Old Stage Coach Of The Plains, 1901

Near the end of his life, he moved to Ridgefield, Connecticut. In his final two years, under the influence of The Ten, he was veering more heavily to Impressionism, and he regretted that he was studio bound by virtue of his declining health and could not follow his peers who painted plein air. Obesity had become a constant problem for him due to his excessive eating and drinking, exacerbated by attending frequent banquets to promote his painting. He was admired as a "man's man and a deuce of a good fellow" among his friends and acquaintances.
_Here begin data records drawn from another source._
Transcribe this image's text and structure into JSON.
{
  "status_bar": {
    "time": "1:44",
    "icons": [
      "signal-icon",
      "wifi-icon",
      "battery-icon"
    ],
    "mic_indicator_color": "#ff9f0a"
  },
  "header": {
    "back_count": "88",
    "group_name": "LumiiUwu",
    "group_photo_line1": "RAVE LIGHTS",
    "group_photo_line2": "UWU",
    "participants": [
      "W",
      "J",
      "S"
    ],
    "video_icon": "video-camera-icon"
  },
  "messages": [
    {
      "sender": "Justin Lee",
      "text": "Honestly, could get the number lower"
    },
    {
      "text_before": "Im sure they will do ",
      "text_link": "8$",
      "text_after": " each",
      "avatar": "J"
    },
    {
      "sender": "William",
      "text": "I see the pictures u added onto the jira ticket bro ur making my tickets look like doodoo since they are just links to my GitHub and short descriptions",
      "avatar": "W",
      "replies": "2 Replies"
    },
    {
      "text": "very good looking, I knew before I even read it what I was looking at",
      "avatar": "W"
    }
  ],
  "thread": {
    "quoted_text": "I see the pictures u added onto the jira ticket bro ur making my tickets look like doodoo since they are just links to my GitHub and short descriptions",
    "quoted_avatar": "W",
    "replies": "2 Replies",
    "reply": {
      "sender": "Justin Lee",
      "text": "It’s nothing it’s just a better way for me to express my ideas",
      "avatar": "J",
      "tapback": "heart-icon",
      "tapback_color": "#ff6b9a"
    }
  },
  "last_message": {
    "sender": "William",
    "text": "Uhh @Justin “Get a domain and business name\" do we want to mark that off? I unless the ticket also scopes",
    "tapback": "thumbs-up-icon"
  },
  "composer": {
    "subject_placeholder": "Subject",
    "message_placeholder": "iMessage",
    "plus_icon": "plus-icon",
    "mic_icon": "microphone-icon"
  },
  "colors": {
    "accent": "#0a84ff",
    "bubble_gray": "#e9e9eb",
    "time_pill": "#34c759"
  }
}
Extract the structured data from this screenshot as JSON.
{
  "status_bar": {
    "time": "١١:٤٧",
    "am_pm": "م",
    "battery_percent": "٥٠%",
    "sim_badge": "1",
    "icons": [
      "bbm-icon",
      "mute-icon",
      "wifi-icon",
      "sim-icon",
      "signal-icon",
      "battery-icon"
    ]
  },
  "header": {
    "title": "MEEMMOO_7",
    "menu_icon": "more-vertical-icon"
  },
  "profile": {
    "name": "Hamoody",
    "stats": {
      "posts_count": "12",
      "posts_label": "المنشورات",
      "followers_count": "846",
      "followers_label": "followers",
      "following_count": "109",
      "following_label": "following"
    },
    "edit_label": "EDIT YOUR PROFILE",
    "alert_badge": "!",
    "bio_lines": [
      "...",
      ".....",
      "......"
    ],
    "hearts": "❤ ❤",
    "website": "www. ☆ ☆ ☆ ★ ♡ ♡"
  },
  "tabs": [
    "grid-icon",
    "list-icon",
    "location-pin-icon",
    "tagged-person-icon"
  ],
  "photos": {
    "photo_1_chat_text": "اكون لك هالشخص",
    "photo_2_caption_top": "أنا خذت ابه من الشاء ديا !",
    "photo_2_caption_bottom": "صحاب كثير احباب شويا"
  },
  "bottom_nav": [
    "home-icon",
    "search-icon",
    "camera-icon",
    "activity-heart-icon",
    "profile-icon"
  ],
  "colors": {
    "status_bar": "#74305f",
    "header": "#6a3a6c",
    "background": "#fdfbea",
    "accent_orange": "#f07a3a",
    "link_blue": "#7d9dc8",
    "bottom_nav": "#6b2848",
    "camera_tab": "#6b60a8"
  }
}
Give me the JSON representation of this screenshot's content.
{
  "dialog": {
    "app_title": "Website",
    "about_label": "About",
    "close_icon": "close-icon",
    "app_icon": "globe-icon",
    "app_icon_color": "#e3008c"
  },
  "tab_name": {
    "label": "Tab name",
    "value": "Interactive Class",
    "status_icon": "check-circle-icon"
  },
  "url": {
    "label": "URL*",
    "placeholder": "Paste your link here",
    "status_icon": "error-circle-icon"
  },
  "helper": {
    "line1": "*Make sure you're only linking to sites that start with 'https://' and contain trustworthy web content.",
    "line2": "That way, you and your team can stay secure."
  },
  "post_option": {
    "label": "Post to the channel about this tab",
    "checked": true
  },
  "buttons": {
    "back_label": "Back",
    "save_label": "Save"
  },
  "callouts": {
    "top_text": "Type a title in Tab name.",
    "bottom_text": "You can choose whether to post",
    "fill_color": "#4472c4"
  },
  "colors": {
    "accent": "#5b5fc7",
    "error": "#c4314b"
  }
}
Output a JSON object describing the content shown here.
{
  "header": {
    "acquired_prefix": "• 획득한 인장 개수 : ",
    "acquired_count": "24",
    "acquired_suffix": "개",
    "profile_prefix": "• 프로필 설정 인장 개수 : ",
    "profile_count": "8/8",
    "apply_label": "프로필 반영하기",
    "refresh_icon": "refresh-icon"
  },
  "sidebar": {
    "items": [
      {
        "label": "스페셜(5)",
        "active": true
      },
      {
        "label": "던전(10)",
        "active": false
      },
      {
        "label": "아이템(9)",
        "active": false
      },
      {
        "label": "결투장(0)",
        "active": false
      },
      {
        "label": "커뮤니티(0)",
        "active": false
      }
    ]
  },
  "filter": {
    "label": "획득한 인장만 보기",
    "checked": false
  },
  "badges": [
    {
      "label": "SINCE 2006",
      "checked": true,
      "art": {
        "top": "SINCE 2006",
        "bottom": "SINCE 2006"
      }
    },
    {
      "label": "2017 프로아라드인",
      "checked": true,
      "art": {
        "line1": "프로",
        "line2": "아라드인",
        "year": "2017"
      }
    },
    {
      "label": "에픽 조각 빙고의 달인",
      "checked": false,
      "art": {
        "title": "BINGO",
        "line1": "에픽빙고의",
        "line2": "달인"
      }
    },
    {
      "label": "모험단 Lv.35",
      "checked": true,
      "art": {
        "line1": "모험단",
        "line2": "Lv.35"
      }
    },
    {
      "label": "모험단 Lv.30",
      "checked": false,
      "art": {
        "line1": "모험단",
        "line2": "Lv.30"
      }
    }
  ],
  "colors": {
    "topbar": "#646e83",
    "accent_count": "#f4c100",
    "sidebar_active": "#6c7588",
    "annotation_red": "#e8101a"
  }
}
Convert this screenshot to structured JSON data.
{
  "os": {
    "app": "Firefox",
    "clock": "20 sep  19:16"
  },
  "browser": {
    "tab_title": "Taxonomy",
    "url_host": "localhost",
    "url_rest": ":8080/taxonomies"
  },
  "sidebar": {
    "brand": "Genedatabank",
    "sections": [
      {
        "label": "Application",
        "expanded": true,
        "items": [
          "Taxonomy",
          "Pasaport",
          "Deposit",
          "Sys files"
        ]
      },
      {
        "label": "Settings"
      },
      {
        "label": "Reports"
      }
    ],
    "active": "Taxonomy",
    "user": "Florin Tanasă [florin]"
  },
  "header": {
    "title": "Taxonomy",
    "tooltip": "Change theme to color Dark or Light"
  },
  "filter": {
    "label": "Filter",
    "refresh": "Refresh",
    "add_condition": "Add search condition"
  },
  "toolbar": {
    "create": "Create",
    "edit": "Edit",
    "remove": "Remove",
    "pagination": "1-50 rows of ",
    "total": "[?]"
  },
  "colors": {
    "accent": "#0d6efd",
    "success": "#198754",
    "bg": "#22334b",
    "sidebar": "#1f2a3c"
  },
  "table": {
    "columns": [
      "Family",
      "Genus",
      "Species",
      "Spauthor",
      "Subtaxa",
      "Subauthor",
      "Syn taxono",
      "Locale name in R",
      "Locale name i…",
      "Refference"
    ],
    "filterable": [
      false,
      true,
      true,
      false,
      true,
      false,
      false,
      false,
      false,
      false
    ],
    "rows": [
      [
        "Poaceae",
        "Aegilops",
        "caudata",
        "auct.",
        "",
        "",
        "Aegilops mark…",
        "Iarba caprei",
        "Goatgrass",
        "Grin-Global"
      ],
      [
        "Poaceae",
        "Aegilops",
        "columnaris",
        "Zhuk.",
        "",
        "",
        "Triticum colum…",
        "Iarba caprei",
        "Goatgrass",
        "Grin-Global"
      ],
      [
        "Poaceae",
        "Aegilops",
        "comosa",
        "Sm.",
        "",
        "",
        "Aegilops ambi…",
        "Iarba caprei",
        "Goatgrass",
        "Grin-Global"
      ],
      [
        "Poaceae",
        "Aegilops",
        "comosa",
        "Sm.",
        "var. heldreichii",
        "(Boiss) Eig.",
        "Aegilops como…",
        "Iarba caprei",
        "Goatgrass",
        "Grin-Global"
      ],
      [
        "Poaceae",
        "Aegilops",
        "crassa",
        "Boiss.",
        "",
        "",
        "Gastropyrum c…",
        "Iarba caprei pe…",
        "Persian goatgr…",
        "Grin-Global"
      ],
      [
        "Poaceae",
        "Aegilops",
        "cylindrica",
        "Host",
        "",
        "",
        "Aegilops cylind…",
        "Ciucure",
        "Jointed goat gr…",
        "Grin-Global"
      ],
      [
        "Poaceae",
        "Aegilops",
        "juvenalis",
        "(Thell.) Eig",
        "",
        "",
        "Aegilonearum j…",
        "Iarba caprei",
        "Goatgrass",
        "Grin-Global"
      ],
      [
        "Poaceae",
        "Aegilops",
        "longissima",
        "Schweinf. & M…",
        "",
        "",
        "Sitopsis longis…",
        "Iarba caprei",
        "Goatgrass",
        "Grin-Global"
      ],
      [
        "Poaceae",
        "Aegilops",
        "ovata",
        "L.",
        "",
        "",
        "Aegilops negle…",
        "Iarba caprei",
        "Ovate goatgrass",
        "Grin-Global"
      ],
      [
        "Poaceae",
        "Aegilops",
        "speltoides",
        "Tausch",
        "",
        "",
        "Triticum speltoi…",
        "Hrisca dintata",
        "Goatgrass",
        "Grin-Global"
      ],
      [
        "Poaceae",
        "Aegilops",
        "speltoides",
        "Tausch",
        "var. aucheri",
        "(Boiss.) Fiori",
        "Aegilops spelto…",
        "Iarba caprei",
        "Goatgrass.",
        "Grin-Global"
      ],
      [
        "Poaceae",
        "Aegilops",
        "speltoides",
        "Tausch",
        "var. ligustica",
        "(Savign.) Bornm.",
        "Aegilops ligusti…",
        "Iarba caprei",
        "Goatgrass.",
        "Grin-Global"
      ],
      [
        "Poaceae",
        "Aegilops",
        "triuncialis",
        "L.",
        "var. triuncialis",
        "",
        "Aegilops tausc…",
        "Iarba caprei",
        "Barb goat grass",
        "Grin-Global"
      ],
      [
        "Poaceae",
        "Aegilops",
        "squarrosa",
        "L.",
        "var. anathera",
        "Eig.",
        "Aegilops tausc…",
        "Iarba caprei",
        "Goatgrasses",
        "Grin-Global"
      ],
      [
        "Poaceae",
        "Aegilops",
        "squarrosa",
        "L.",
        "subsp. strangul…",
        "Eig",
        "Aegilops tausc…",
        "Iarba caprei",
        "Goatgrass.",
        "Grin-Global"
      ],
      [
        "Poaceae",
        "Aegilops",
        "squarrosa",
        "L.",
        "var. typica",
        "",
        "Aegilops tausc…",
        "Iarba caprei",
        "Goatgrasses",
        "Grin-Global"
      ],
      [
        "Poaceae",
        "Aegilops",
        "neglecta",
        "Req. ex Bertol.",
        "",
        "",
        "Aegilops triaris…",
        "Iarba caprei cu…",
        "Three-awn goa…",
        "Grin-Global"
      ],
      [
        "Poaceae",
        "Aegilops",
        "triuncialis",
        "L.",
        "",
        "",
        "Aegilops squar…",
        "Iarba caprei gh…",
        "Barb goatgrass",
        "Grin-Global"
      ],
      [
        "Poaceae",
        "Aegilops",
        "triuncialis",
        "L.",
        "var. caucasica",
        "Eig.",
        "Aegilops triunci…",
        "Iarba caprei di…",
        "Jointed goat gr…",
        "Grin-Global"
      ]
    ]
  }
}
Frederic Remington died after an emergency appendectomy led to peritonitis on December 26, 1909. The active man of his youth and prime then weighed nearly 300 pounds. His obesity complicated the anesthesia and the surgery, and chronic appendicitis was cited in the post-mortem examination as an underlying factor in his death. He was buried in Evergreen Cemetery, Canton, New York.

Thanks for stopping by!

Thanks to Wikipedia for the biography.
Photos from Dover Publications
Sculpture photo from Wikipedia


  1. Hi Caroline:

    This is wonderful! I read every word. Have you been to the Gilcrease Museum in Tulsa? We have 18 of Remington’s 22 bronzes! We had a showing of his night paintings and it filled three rooms. There was always a line that ran at least half an hour to see the first painting. Those night painting are stunning. You have to see them in person to appreciate the colors and the moonlight. This was a special show which augmented the normal Remington paintings. We also have so many more western artists. It’s amazing.

    BTW: did you know that Harper’s Weekly published bound volumes of the magazine in fine leather bindings? I have one issue and it is almost like new.

    Are you going to work Remington into a story? I’d love to read it. Again: you did a great job with this post. Thanks.


  2. Great post. My Mom was and award winning oil painting. I remember her visiting the museum and talking a lot about her admiration for this work. I agree he was amazing as an artist and whatever else he seemed to want to do. One of our countries greater artists for sure. Thanks for posting this information.

  3. Caroline--what a fabulous artist he was, and also a true red-blooded American. You can spot a Remington Painting or sculpture right away--they are very distinictive.
    I loved all the paintings--looked at each one more than once. You never tire looking at them. He was a great talent.
    Your post was thorough and fascinating...I thoroughly enjoyed it.

  4. Caroline, I love Remington's work. I see Vince must be a fellow OKIE as he mentioned the Gilcrease Museum. It's a wonderful museum, as is the National Cowboy and Western Heritage Museum here in Oklahoma City. They also have quite a few Remington paintings and sculptures--I agree--those night paintings are my favorites. And guess what? I just found out the cover of my new release (Sept. 1) in collaboration with some of the Western Fictioneers writers has a Remington painting on the front! It's called WOLF CREEK Book 1: BLOODY TRAIL. Excellent post, and I loved reading all about him--I always learn something new here!


Thank you for visiting Sweethearts of the West! We are very sad to require comment moderation now due to the actions of a few spam comments. Thank you for your patience.